What this task involves - All the entries, exactly as they read, must be written out again.

Information given -
===============
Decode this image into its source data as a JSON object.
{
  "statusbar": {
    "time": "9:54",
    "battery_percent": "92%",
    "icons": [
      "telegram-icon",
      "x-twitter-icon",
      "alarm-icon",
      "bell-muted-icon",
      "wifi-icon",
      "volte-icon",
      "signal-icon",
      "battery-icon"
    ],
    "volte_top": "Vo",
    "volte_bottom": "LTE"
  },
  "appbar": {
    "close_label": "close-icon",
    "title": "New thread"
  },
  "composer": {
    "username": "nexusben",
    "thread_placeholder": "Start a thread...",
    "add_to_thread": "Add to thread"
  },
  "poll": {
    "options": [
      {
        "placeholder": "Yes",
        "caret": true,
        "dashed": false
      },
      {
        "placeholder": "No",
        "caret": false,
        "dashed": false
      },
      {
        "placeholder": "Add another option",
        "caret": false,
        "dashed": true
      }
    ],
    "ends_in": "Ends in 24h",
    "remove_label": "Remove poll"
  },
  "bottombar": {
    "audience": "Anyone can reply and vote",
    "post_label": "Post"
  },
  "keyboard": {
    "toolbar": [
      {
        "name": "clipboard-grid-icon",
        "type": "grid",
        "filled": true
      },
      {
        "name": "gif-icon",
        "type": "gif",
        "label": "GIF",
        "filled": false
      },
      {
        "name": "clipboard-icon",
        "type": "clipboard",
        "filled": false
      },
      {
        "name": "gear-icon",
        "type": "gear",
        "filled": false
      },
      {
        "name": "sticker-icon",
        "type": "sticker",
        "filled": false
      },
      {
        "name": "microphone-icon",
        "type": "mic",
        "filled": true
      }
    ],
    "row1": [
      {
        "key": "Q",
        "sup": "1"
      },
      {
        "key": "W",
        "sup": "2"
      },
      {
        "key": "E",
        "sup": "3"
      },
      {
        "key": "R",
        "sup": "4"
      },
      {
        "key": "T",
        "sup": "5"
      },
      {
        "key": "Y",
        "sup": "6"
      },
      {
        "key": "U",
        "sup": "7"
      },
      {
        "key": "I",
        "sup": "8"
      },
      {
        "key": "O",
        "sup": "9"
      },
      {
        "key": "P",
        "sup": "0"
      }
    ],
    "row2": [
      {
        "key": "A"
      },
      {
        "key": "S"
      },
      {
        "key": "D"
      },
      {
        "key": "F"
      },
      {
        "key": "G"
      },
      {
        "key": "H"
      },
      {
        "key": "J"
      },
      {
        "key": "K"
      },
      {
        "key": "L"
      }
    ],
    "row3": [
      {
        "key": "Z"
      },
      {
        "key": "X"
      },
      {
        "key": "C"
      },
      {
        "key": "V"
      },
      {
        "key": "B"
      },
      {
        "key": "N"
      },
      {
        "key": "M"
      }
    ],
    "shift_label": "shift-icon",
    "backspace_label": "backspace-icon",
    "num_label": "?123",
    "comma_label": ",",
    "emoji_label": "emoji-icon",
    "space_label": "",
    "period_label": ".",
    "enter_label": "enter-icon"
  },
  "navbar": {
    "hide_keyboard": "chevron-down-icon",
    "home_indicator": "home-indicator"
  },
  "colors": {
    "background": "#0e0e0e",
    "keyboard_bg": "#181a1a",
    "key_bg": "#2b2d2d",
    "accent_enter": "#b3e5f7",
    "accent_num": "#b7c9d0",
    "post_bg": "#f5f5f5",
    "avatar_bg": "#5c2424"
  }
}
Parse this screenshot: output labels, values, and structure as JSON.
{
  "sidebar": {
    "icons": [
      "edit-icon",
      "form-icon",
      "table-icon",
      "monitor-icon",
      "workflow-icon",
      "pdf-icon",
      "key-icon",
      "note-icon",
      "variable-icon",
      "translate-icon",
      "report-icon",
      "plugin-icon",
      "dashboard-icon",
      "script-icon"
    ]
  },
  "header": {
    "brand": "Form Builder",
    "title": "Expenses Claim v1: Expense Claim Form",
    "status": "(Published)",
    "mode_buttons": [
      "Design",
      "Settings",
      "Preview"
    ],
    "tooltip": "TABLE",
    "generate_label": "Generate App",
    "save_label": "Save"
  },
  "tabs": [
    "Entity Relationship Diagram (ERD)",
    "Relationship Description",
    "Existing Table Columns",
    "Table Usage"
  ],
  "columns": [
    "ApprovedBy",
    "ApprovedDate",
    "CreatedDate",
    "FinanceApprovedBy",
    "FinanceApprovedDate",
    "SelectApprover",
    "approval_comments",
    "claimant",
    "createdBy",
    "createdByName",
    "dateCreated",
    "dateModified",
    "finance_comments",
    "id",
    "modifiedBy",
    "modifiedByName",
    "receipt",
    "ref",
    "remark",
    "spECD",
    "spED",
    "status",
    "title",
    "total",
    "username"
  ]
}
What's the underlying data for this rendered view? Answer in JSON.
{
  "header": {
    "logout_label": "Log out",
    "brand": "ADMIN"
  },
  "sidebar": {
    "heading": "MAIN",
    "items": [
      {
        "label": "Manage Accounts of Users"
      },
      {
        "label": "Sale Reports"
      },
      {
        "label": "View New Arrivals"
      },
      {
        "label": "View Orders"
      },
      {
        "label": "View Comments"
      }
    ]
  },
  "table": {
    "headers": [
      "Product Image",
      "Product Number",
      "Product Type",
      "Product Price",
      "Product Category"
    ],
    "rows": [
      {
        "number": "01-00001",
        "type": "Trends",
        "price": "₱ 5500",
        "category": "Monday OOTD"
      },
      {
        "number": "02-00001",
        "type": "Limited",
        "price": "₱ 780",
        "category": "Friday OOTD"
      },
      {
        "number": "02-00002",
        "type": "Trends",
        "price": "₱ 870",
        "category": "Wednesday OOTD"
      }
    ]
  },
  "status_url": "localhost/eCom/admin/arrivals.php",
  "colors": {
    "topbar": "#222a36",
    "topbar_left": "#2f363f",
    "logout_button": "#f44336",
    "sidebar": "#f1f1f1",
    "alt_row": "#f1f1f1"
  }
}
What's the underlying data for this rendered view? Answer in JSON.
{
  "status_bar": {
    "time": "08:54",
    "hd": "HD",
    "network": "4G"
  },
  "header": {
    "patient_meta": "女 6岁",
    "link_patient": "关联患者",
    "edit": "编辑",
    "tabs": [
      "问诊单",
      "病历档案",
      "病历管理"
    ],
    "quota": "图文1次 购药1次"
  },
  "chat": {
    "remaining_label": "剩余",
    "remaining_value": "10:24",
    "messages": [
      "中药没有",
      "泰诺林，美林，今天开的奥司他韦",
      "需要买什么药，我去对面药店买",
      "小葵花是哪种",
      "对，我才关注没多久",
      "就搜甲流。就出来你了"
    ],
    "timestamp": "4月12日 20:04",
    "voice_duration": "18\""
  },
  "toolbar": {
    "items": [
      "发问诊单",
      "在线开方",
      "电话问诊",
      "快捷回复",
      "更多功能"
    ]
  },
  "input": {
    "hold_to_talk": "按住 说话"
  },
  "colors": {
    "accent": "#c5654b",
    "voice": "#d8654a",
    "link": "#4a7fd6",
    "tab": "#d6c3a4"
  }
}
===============
Result below -
Decode this image into its source data as a JSON object.
{
  "statusbar": {
    "time": "9:54",
    "battery_percent": "92%",
    "icons": [
      "telegram-icon",
      "x-twitter-icon",
      "alarm-icon",
      "bell-muted-icon",
      "wifi-icon",
      "volte-icon",
      "signal-icon",
      "battery-icon"
    ],
    "volte_top": "Vo",
    "volte_bottom": "LTE"
  },
  "appbar": {
    "close_label": "close-icon",
    "title": "New thread"
  },
  "composer": {
    "username": "nexusben",
    "thread_placeholder": "Start a thread...",
    "add_to_thread": "Add to thread"
  },
  "poll": {
    "options": [
      {
        "placeholder": "Yes",
        "caret": true,
        "dashed": false
      },
      {
        "placeholder": "No",
        "caret": false,
        "dashed": false
      },
      {
        "placeholder": "Add another option",
        "caret": false,
        "dashed": true
      }
    ],
    "ends_in": "Ends in 24h",
    "remove_label": "Remove poll"
  },
  "bottombar": {
    "audience": "Anyone can reply and vote",
    "post_label": "Post"
  },
  "keyboard": {
    "toolbar": [
      {
        "name": "clipboard-grid-icon",
        "type": "grid",
        "filled": true
      },
      {
        "name": "gif-icon",
        "type": "gif",
        "label": "GIF",
        "filled": false
      },
      {
        "name": "clipboard-icon",
        "type": "clipboard",
        "filled": false
      },
      {
        "name": "gear-icon",
        "type": "gear",
        "filled": false
      },
      {
        "name": "sticker-icon",
        "type": "sticker",
        "filled": false
      },
      {
        "name": "microphone-icon",
        "type": "mic",
        "filled": true
      }
    ],
    "row1": [
      {
        "key": "Q",
        "sup": "1"
      },
      {
        "key": "W",
        "sup": "2"
      },
      {
        "key": "E",
        "sup": "3"
      },
      {
        "key": "R",
        "sup": "4"
      },
      {
        "key": "T",
        "sup": "5"
      },
      {
        "key": "Y",
        "sup": "6"
      },
      {
        "key": "U",
        "sup": "7"
      },
      {
        "key": "I",
        "sup": "8"
      },
      {
        "key": "O",
        "sup": "9"
      },
      {
        "key": "P",
        "sup": "0"
      }
    ],
    "row2": [
      {
        "key": "A"
      },
      {
        "key": "S"
      },
      {
        "key": "D"
      },
      {
        "key": "F"
      },
      {
        "key": "G"
      },
      {
        "key": "H"
      },
      {
        "key": "J"
      },
      {
        "key": "K"
      },
      {
        "key": "L"
      }
    ],
    "row3": [
      {
        "key": "Z"
      },
      {
        "key": "X"
      },
      {
        "key": "C"
      },
      {
        "key": "V"
      },
      {
        "key": "B"
      },
      {
        "key": "N"
      },
      {
        "key": "M"
      }
    ],
    "shift_label": "shift-icon",
    "backspace_label": "backspace-icon",
    "num_label": "?123",
    "comma_label": ",",
    "emoji_label": "emoji-icon",
    "space_label": "",
    "period_label": ".",
    "enter_label": "enter-icon"
  },
  "navbar": {
    "hide_keyboard": "chevron-down-icon",
    "home_indicator": "home-indicator"
  },
  "colors": {
    "background": "#0e0e0e",
    "keyboard_bg": "#181a1a",
    "key_bg": "#2b2d2d",
    "accent_enter": "#b3e5f7",
    "accent_num": "#b7c9d0",
    "post_bg": "#f5f5f5",
    "avatar_bg": "#5c2424"
  }
}
Parse this screenshot: output labels, values, and structure as JSON.
{
  "sidebar": {
    "icons": [
      "edit-icon",
      "form-icon",
      "table-icon",
      "monitor-icon",
      "workflow-icon",
      "pdf-icon",
      "key-icon",
      "note-icon",
      "variable-icon",
      "translate-icon",
      "report-icon",
      "plugin-icon",
      "dashboard-icon",
      "script-icon"
    ]
  },
  "header": {
    "brand": "Form Builder",
    "title": "Expenses Claim v1: Expense Claim Form",
    "status": "(Published)",
    "mode_buttons": [
      "Design",
      "Settings",
      "Preview"
    ],
    "tooltip": "TABLE",
    "generate_label": "Generate App",
    "save_label": "Save"
  },
  "tabs": [
    "Entity Relationship Diagram (ERD)",
    "Relationship Description",
    "Existing Table Columns",
    "Table Usage"
  ],
  "columns": [
    "ApprovedBy",
    "ApprovedDate",
    "CreatedDate",
    "FinanceApprovedBy",
    "FinanceApprovedDate",
    "SelectApprover",
    "approval_comments",
    "claimant",
    "createdBy",
    "createdByName",
    "dateCreated",
    "dateModified",
    "finance_comments",
    "id",
    "modifiedBy",
    "modifiedByName",
    "receipt",
    "ref",
    "remark",
    "spECD",
    "spED",
    "status",
    "title",
    "total",
    "username"
  ]
}
What's the underlying data for this rendered view? Answer in JSON.
{
  "header": {
    "logout_label": "Log out",
    "brand": "ADMIN"
  },
  "sidebar": {
    "heading": "MAIN",
    "items": [
      {
        "label": "Manage Accounts of Users"
      },
      {
        "label": "Sale Reports"
      },
      {
        "label": "View New Arrivals"
      },
      {
        "label": "View Orders"
      },
      {
        "label": "View Comments"
      }
    ]
  },
  "table": {
    "headers": [
      "Product Image",
      "Product Number",
      "Product Type",
      "Product Price",
      "Product Category"
    ],
    "rows": [
      {
        "number": "01-00001",
        "type": "Trends",
        "price": "₱ 5500",
        "category": "Monday OOTD"
      },
      {
        "number": "02-00001",
        "type": "Limited",
        "price": "₱ 780",
        "category": "Friday OOTD"
      },
      {
        "number": "02-00002",
        "type": "Trends",
        "price": "₱ 870",
        "category": "Wednesday OOTD"
      }
    ]
  },
  "status_url": "localhost/eCom/admin/arrivals.php",
  "colors": {
    "topbar": "#222a36",
    "topbar_left": "#2f363f",
    "logout_button": "#f44336",
    "sidebar": "#f1f1f1",
    "alt_row": "#f1f1f1"
  }
}
What's the underlying data for this rendered view? Answer in JSON.
{
  "status_bar": {
    "time": "08:54",
    "hd": "HD",
    "network": "4G"
  },
  "header": {
    "patient_meta": "女 6岁",
    "link_patient": "关联患者",
    "edit": "编辑",
    "tabs": [
      "问诊单",
      "病历档案",
      "病历管理"
    ],
    "quota": "图文1次 购药1次"
  },
  "chat": {
    "remaining_label": "剩余",
    "remaining_value": "10:24",
    "messages": [
      "中药没有",
      "泰诺林，美林，今天开的奥司他韦",
      "需要买什么药，我去对面药店买",
      "小葵花是哪种",
      "对，我才关注没多久",
      "就搜甲流。就出来你了"
    ],
    "timestamp": "4月12日 20:04",
    "voice_duration": "18\""
  },
  "toolbar": {
    "items": [
      "发问诊单",
      "在线开方",
      "电话问诊",
      "快捷回复",
      "更多功能"
    ]
  },
  "input": {
    "hold_to_talk": "按住 说话"
  },
  "colors": {
    "accent": "#c5654b",
    "voice": "#d8654a",
    "link": "#4a7fd6",
    "tab": "#d6c3a4"
  }
}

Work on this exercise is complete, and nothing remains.